Obviously, George Bailey’s ceasing to exist wrecks many lives. But what exactly is the deal with Nick? What went so wrong, so fast? Herewith, possible explanations:
- The Potternomics theory. Perhaps Nick has had to toughen up, just to survive. In Pottersville, a town where just one man rules with an iron fist, a discontented, lazy rabble falls prey to unemployment, prostitution and crime. Downtown is a maelstrom of poolhalls, pawn brokers and seedy clubs. But the competition is fierce in this hard drinking town, and “Nick’s” is not located on the bustling, wild main street. This may explain why his roadhouse has become a smoke-filled den of iniquity, bursting with demented piano music. (The only thing “Nick’s” seems to be missing is a bouncer who studies eastern philosophy.)
- Nature vs. nurture. Was trouble always lurking inside Nick, or did Pottersville turn a nice guy into a thug? Well, Pottersville has certainly compromised others who earlier epitomized virtue and kindness. Look at George Bailey’s mother, now a bitter woman running a flophouse. His saintly wife is now a mousy librarian. Reduced to civic prole, Bert the cop discharges his sidearm into a crowd. Meanwhile, the possibly alcoholic taxi-driver, Ernie, is cuckolded and living in a Potter shanty. In a Georgeless world, Violet Biggs-a flashy tart whom George ultimately kept straight—is a quasi-hooker who’s loaded into a Pottersville paddy wagon, kicking and screaming. Troubled lives all, yet only Nick is actually thriving. Deprived of George Bailey’s nourishing influence on the town, Nick is reduced to his true nature: goon. And in Pottersville, goons come out on top.
Was he merely predisposed? Perhaps Pottersville didn’t alter Nick’s behavior; maybe he was always a wiseguy but just hid it until Mr. Martini was out of the picture. We don’t know what “Bedford Falls Nick” does for laughs – one can almost imagine him helping old ladies cross the street — but in Pottersville, we see that he gets his kicks by gleefully tormenting the downtrodden. Case in point: Mr. Gower. After the defrocked druggist wanders into the bar looking for a handout, Nick proceeds to douse the old man with a seltzer bottle, to the delight of the bar patrons. He probably also pulls the wings off flies.
- Could Nick in fact be an actual minion of Satan? Consider: immediately after Nick enters the tale, George will try to kill himself. Perhaps Nick and Clarence are locked in a battle for George’s soul. From the get-go, Old Nick becomes adversarial toward George’s guardian angel, even threatening Clarence at one point with a fist in his face.
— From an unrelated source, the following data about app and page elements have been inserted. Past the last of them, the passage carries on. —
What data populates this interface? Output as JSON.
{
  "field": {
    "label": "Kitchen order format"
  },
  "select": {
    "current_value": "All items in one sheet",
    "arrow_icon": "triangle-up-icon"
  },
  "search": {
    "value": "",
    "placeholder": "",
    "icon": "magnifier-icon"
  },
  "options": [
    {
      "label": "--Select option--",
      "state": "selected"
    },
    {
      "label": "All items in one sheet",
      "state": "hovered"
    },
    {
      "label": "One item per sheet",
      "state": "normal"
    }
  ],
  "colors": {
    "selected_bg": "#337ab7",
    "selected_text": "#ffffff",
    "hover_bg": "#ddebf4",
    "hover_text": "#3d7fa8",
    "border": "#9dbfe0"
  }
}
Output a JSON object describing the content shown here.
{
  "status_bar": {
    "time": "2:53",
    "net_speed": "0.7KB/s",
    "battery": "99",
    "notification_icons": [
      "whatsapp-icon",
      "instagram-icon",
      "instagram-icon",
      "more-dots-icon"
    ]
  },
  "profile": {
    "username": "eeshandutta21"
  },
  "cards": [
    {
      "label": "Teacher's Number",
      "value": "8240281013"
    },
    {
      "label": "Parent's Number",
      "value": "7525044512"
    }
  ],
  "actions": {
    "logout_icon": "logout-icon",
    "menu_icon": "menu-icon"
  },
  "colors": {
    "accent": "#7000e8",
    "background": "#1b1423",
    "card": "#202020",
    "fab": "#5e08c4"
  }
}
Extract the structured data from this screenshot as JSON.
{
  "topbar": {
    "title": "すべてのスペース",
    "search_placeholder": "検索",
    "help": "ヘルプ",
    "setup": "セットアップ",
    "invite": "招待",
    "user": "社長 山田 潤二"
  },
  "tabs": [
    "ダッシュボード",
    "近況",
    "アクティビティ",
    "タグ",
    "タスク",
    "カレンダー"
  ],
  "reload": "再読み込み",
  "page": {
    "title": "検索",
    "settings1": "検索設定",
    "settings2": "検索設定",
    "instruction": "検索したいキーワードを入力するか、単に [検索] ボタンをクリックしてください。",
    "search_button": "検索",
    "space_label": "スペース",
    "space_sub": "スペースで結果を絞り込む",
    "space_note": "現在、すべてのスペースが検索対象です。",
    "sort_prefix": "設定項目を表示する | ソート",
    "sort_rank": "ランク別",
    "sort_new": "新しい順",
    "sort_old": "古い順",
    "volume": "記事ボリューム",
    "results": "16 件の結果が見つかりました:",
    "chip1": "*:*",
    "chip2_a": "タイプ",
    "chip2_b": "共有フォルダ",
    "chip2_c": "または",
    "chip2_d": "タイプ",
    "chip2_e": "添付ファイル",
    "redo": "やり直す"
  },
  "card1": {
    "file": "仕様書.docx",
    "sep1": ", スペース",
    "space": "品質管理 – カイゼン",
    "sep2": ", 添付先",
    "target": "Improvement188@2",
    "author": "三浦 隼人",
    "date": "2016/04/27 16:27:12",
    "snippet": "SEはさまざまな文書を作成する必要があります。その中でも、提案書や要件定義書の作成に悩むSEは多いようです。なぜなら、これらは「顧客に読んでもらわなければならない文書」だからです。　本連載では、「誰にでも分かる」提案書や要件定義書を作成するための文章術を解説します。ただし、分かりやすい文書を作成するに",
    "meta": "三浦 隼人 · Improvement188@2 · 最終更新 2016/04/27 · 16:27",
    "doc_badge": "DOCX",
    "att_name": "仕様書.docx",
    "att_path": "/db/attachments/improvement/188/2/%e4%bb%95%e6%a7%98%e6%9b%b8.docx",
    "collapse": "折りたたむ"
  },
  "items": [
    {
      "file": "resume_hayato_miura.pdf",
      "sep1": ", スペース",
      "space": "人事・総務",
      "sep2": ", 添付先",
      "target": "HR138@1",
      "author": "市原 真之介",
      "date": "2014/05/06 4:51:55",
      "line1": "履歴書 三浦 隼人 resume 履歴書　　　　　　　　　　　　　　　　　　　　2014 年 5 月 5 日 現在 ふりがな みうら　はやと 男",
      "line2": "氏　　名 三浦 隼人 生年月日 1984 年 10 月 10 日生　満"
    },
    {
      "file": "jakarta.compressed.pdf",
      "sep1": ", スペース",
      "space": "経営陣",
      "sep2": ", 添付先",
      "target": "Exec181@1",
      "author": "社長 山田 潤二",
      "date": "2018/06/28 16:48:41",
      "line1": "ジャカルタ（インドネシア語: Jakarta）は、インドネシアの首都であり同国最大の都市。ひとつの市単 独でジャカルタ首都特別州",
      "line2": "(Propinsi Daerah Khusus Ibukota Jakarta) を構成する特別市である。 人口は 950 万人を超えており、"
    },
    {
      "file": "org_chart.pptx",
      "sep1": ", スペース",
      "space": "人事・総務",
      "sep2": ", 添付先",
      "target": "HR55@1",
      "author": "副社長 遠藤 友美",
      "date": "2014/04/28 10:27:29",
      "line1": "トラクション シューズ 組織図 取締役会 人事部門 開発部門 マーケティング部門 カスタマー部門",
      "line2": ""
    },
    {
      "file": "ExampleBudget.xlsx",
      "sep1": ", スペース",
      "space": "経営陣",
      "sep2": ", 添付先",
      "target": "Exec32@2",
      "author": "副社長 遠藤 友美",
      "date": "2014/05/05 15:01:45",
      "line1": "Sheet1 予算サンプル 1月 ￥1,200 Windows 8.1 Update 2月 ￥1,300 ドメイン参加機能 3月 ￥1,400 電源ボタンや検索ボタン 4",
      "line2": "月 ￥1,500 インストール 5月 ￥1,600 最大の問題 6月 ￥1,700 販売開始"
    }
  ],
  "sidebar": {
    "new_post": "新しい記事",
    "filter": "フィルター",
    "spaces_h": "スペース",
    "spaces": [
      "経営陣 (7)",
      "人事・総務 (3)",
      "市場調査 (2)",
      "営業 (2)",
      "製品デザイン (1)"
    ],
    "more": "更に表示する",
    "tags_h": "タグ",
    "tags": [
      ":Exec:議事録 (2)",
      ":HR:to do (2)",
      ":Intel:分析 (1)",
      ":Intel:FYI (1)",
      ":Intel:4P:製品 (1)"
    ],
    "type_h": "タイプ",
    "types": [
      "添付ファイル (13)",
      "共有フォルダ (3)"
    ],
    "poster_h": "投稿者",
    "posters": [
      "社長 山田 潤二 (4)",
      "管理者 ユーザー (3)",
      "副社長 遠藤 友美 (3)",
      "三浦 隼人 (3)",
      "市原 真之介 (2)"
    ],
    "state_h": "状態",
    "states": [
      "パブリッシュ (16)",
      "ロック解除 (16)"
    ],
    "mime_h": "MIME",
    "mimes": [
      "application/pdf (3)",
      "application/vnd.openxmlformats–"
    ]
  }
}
And there’s more. Nick appears in Martini’s for the first time the very instant that George says, “Show me the way, God.” George is then assaulted by Mr. Welsh, the schoolteacher’s husband seated at the bar. (Who first identifies him to Mr. Welsh? Nick.)
“That’s what I get for praying,” says George.
Of course, the answer could be something simpler. In the alternate universe, perhaps Nick’s mother never loved him. As Clarence says, no man is a failure who has friends, and it looks like the “dark” Nick is Mr. Popularity, compared with his benign shadow. We’ll never know which fate serves him better.
Maybe in Pottersville, only one guy gets to be happy and prosperous, and it’s Nick.
One thing, however, is clear. If it weren’t for Uncle Billy, none of this would have happened.